A rare U.K. £5 note thought to be worth tens of thousands times more than its face value has been found in a Christmas card.
The note is one of only four engraved with an image of Jane Austen, with each featuring a quotation from one of her novels.
They are the work of Graham Short, a British artist specializing in miniature engravings, in a project launched by the Tony Huggins-Haig Gallery in Scotland. The notes are intended to celebrate the 200th anniversary of Austen's death later this year.
Tony Huggins-Haig, speaking to CNBC via telephone, described the notes as "almost a Willy Wonka golden ticket." He explained that the fivers – being of low monetary value – were "likely to end up in anybody's pocket" and were also important as a means of "bringing art to people."
The notes were released secretly around the U.K. in early December. Huggins-Haig said that they were spent in local businesses.
The latest note is the second to be found, inside a Christmas card at the end of last year. All that is known about the finder is that s/he is "somebody in education," according to Huggins-Haig.
The first note turned up in a cafe in south Wales. Both finders have requested to remain anonymous, but have said that they intend to keep – rather than sell – their lucky fivers.
Huggins-Haig said that Short's artwork usually retails for between £50,000 to £100,000 ($61,490 to $122,980) or more. He approximated that the notes were worth at least £20,000.
Anyone finding one of the engraved notes should contact the Tony Huggins-Haig Gallery.

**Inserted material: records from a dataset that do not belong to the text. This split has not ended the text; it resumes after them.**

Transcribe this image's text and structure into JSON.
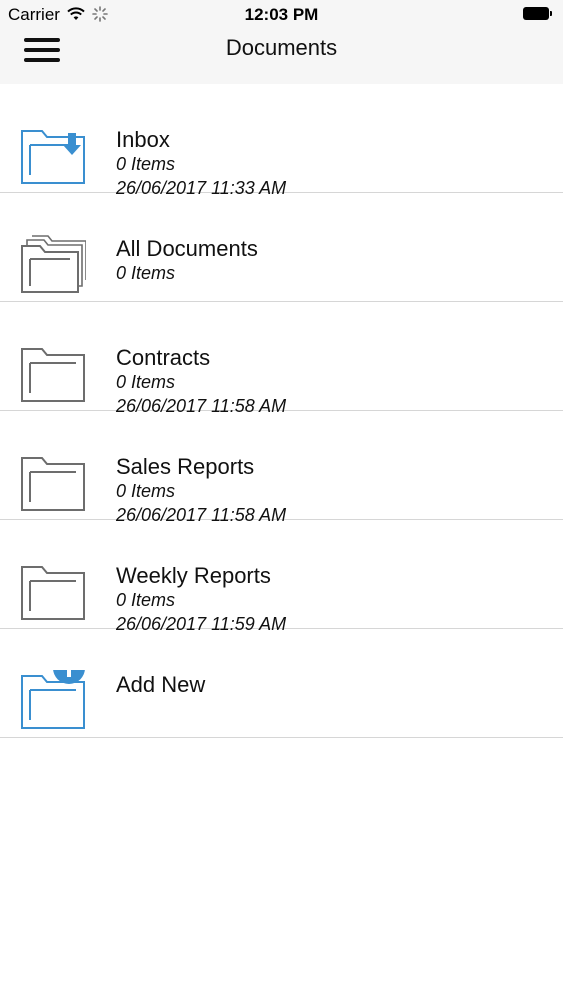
{
  "status": {
    "carrier": "Carrier",
    "time": "12:03 PM"
  },
  "nav": {
    "title": "Documents",
    "menu_icon": "hamburger-menu-icon"
  },
  "folders": [
    {
      "name": "Inbox",
      "count": "0 Items",
      "date": "26/06/2017 11:33 AM",
      "icon": "inbox-folder-icon",
      "color": "#3a8fd0"
    },
    {
      "name": "All Documents",
      "count": "0 Items",
      "date": "",
      "icon": "all-documents-folder-icon",
      "color": "#6d6d6d"
    },
    {
      "name": "Contracts",
      "count": "0 Items",
      "date": "26/06/2017 11:58 AM",
      "icon": "folder-icon",
      "color": "#6d6d6d"
    },
    {
      "name": "Sales Reports",
      "count": "0 Items",
      "date": "26/06/2017 11:58 AM",
      "icon": "folder-icon",
      "color": "#6d6d6d"
    },
    {
      "name": "Weekly Reports",
      "count": "0 Items",
      "date": "26/06/2017 11:59 AM",
      "icon": "folder-icon",
      "color": "#6d6d6d"
    },
    {
      "name": "Add New",
      "count": "",
      "date": "",
      "icon": "add-folder-icon",
      "color": "#3a8fd0"
    }
  ]
}
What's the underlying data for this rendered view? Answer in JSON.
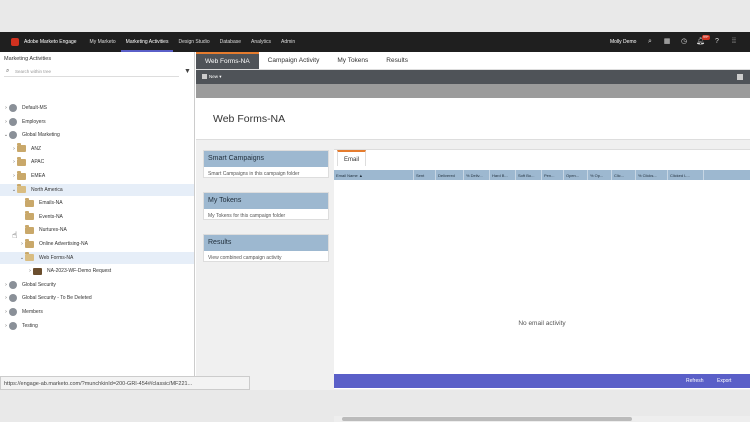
{
  "topnav": {
    "brand": "Adobe Marketo Engage",
    "links": [
      "My Marketo",
      "Marketing Activities",
      "Design Studio",
      "Database",
      "Analytics",
      "Admin"
    ],
    "user": "Molly Demo",
    "badge": "99+",
    "icons": [
      "search-icon",
      "grid-icon",
      "clock-icon",
      "bell-icon",
      "help-icon",
      "apps-icon"
    ]
  },
  "left": {
    "title": "Marketing Activities",
    "search_placeholder": "Search within tree",
    "tree": [
      {
        "label": "Default-MS",
        "type": "globe",
        "level": 0,
        "toggle": ">"
      },
      {
        "label": "Employers",
        "type": "globe",
        "level": 0,
        "toggle": ">"
      },
      {
        "label": "Global Marketing",
        "type": "globe",
        "level": 0,
        "toggle": "v"
      },
      {
        "label": "ANZ",
        "type": "folder",
        "level": 1,
        "toggle": ">"
      },
      {
        "label": "APAC",
        "type": "folder",
        "level": 1,
        "toggle": ">"
      },
      {
        "label": "EMEA",
        "type": "folder",
        "level": 1,
        "toggle": ">"
      },
      {
        "label": "North America",
        "type": "folder-open",
        "level": 1,
        "toggle": "v",
        "highlight": true
      },
      {
        "label": "Emails-NA",
        "type": "folder",
        "level": 2,
        "toggle": ""
      },
      {
        "label": "Events-NA",
        "type": "folder",
        "level": 2,
        "toggle": ""
      },
      {
        "label": "Nurtures-NA",
        "type": "folder",
        "level": 2,
        "toggle": ""
      },
      {
        "label": "Online Advertising-NA",
        "type": "folder",
        "level": 2,
        "toggle": ">"
      },
      {
        "label": "Web Forms-NA",
        "type": "folder-open",
        "level": 2,
        "toggle": "v",
        "highlight": true
      },
      {
        "label": "NA-2023-WF-Demo Request",
        "type": "program",
        "level": 3,
        "toggle": ">"
      },
      {
        "label": "Global Security",
        "type": "globe",
        "level": 0,
        "toggle": ">"
      },
      {
        "label": "Global Security - To Be Deleted",
        "type": "globe",
        "level": 0,
        "toggle": ">"
      },
      {
        "label": "Members",
        "type": "globe",
        "level": 0,
        "toggle": ">"
      },
      {
        "label": "Testing",
        "type": "globe",
        "level": 0,
        "toggle": ">"
      }
    ]
  },
  "status_url": "https://engage-ab.marketo.com/?munchkinId=200-GRI-454#/classic/MF221...",
  "tabs": [
    "Web Forms-NA",
    "Campaign Activity",
    "My Tokens",
    "Results"
  ],
  "toolbar": {
    "new_label": "New"
  },
  "page_title": "Web Forms-NA",
  "panels": [
    {
      "title": "Smart Campaigns",
      "desc": "Smart Campaigns in this campaign folder"
    },
    {
      "title": "My Tokens",
      "desc": "My Tokens for this campaign folder"
    },
    {
      "title": "Results",
      "desc": "View combined campaign activity"
    }
  ],
  "grid": {
    "tab": "Email",
    "columns": [
      "Email Name ▲",
      "Sent",
      "Delivered",
      "% Deliv...",
      "Hard B...",
      "Soft Bo...",
      "Pen...",
      "Open...",
      "% Op...",
      "Clic...",
      "% Clicks...",
      "Clicked L..."
    ],
    "empty": "No email activity",
    "refresh": "Refresh",
    "export": "Export"
  }
}
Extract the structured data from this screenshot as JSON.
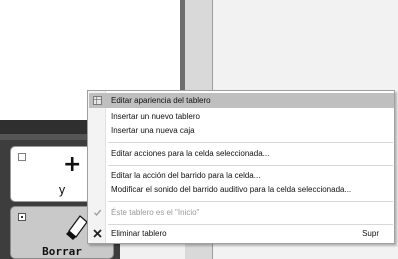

Iconic nineteenth-century novelist Jane Austen is set to feature more prominently on the U.K.'s currency, with her image being displayed on new £10 notes put into circulation in the summer of this year.